Before he got too far into all of this, Nikas asked his client to stand up and he presented her to the jury. He described Freedman as coming from a modest home and that she had worked hard to get to where she was. He also pointed out that she continues to be active as a dealer. He spoke of her 47-year marriage and her 30 years at Knoedler, pointing out that loyalty was important to her. It was a touching moment, and one meant to humanize her. Freedman does not enjoy a resounding amount of support in the art world in general at present and I doubt that this trial will do much to change anybody’s mind. But the jury had heard so many awful things about her, I felt it was an effective part of the opening statement.
Nikas went on to point out that initially, Freedman made very little money herself on the various forged paintings that passed through Knoedler, which, according to his argument, undercuts the notion that she was a greedy conspirator from the beginning. He painted her as a victim who gradually got ensnared by a crook. He pointed out that on a number of occasions, Freedman used her own money to buy works from Glafira Rosales, and that ‘she believed in these works’. Again, remember, Freedman was at the top of her profession before this scandal broke.
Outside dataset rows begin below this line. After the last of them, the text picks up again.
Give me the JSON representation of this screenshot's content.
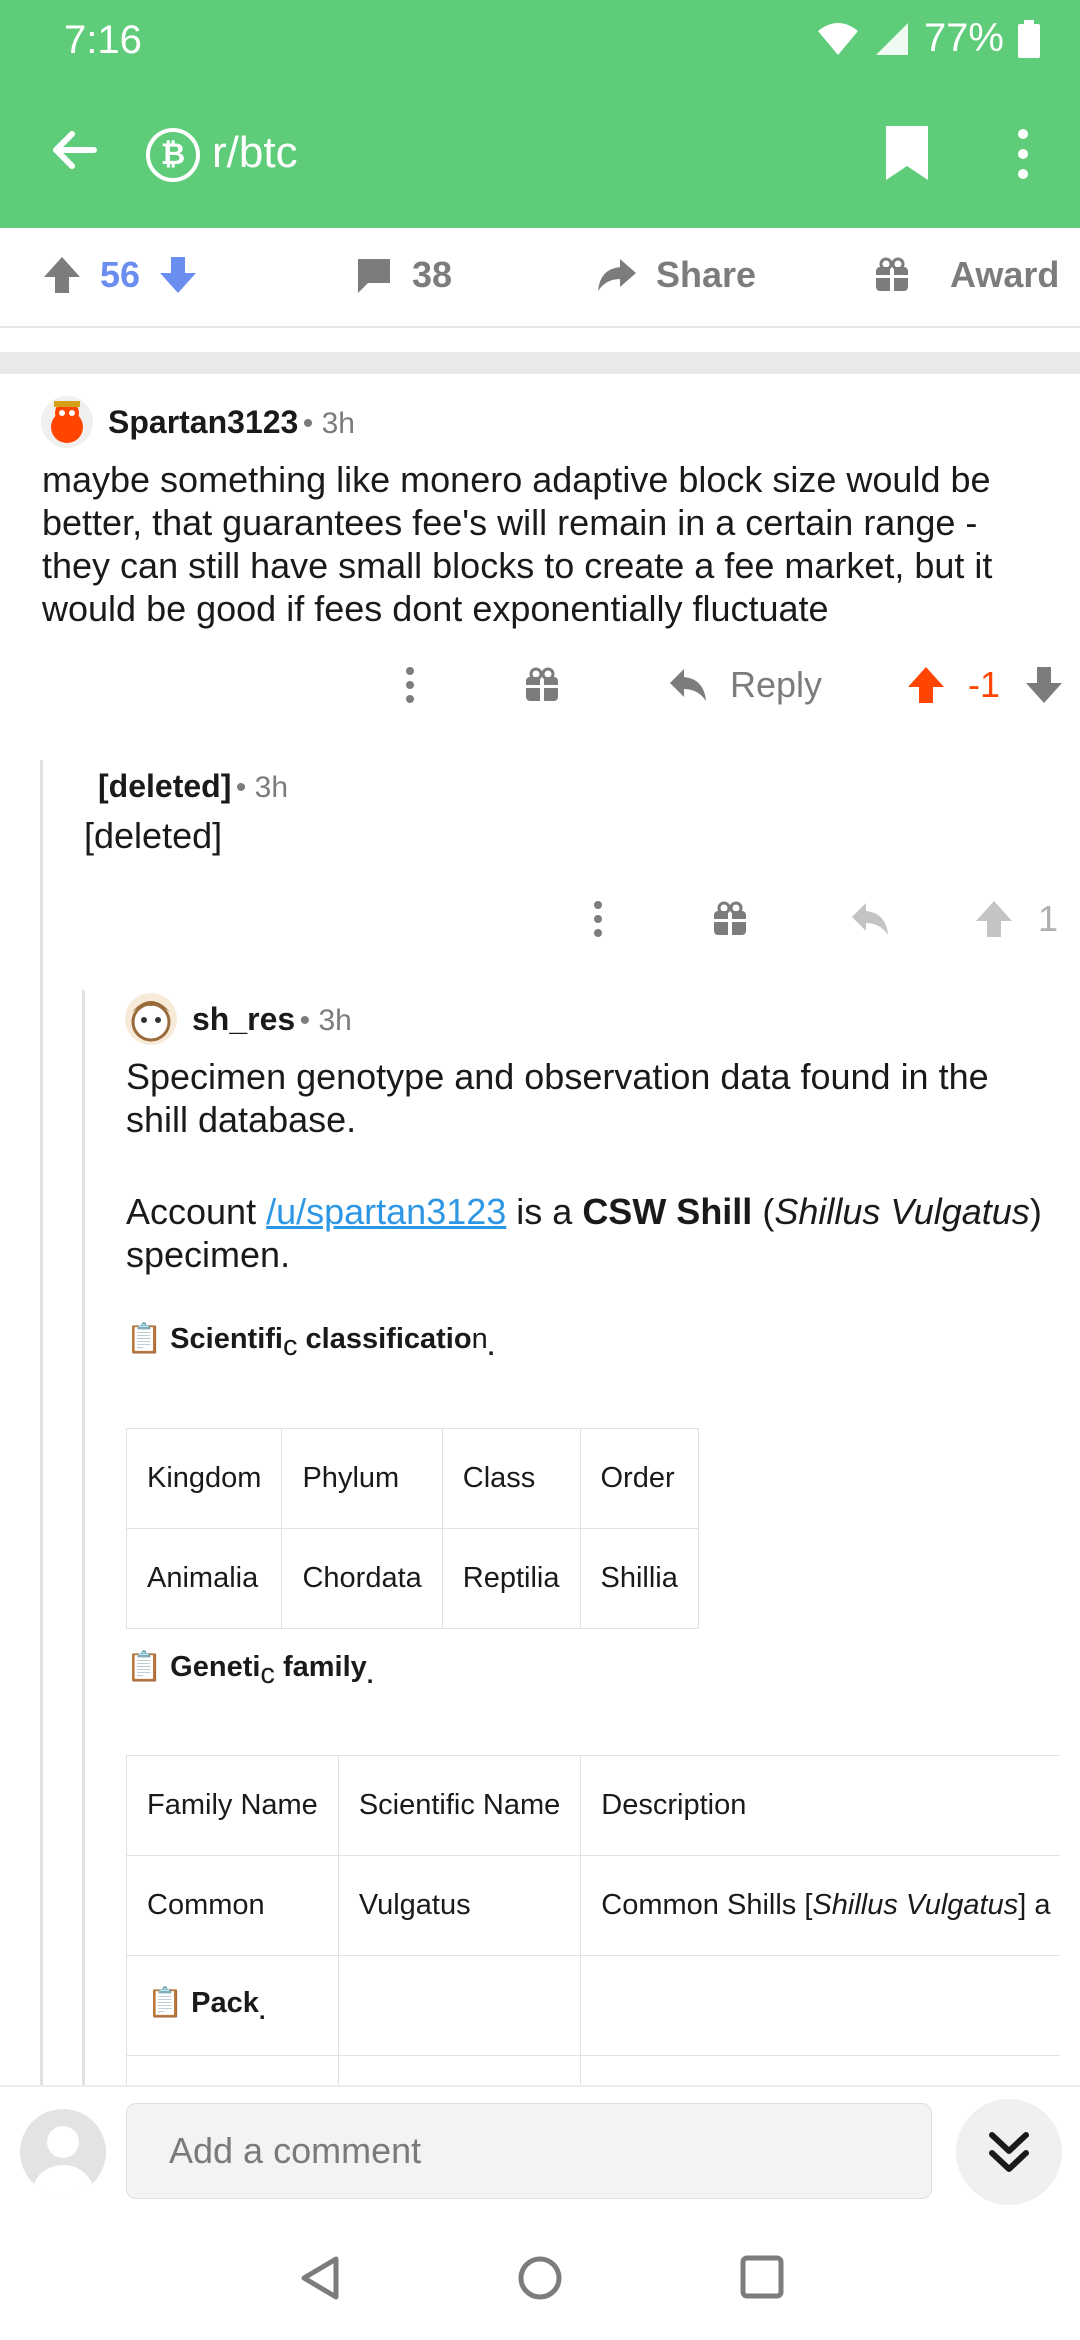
{
  "status": {
    "time": "7:16",
    "battery": "77%"
  },
  "app_bar": {
    "subreddit": "r/btc",
    "sub_icon_glyph": "₿"
  },
  "post_actions": {
    "score": "56",
    "comments": "38",
    "share": "Share",
    "award": "Award"
  },
  "comments": [
    {
      "author": "Spartan3123",
      "time": "3h",
      "body": "maybe something like monero adaptive block size would be better, that guarantees fee's will remain in a certain range - they can still have small blocks to create a fee market, but it would be good if fees dont exponentially fluctuate",
      "reply_label": "Reply",
      "score": "-1"
    },
    {
      "author": "[deleted]",
      "time": "3h",
      "body": "[deleted]",
      "score": "1"
    },
    {
      "author": "sh_res",
      "time": "3h",
      "intro": "Specimen genotype and observation data found in the shill database.",
      "account_prefix": "Account ",
      "account_link": "/u/spartan3123",
      "account_mid": " is a ",
      "account_bold": "CSW Shill",
      "account_paren_open": " (",
      "account_italic": "Shillus Vulgatus",
      "account_paren_close": ")",
      "account_suffix": "specimen.",
      "section1": {
        "icon": "📋",
        "a": "Scientifi",
        "b": "c",
        "c": " classificatio",
        "d": "n",
        "e": "."
      },
      "table1": {
        "headers": [
          "Kingdom",
          "Phylum",
          "Class",
          "Order"
        ],
        "row": [
          "Animalia",
          "Chordata",
          "Reptilia",
          "Shillia"
        ]
      },
      "section2": {
        "icon": "📋",
        "a": "Geneti",
        "b": "c",
        "c": " family",
        "d": "",
        "e": "."
      },
      "table2": {
        "headers": [
          "Family Name",
          "Scientific Name",
          "Description"
        ],
        "row": [
          "Common",
          "Vulgatus"
        ],
        "desc_prefix": "Common Shills [",
        "desc_italic": "Shillus Vulgatus",
        "desc_suffix": "] a",
        "pack_icon": "📋",
        "pack_label": "Pack",
        "pack_dot": "."
      }
    }
  ],
  "composer": {
    "placeholder": "Add a comment"
  },
  "colors": {
    "brand_green": "#5fcc7a",
    "upvote_blue": "#6a8ef0",
    "downvote_orange": "#ff4500",
    "link_blue": "#2d97e5"
  }
}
Now she is paying a top lawyer to say that she was an easy mark for a two-bit hustler who played her for a fool, concocting stories and feeding her valuable forgeries at tempting prices.
I plan on attending more of the trial and look forward to hearing from the many witnesses on the list and will have some more thoughts as time goes on. My takeaway at this point is that an appraiser—and any professional honestly-- should always think about what their work and their actions would look like in court. Because when a trained, skillful lawyer who has the time and resources to go through a dispute starts talking about you in a courtroom, you are probably not going to like what they say—unless you are paying them yourself and then things are infinitely worse.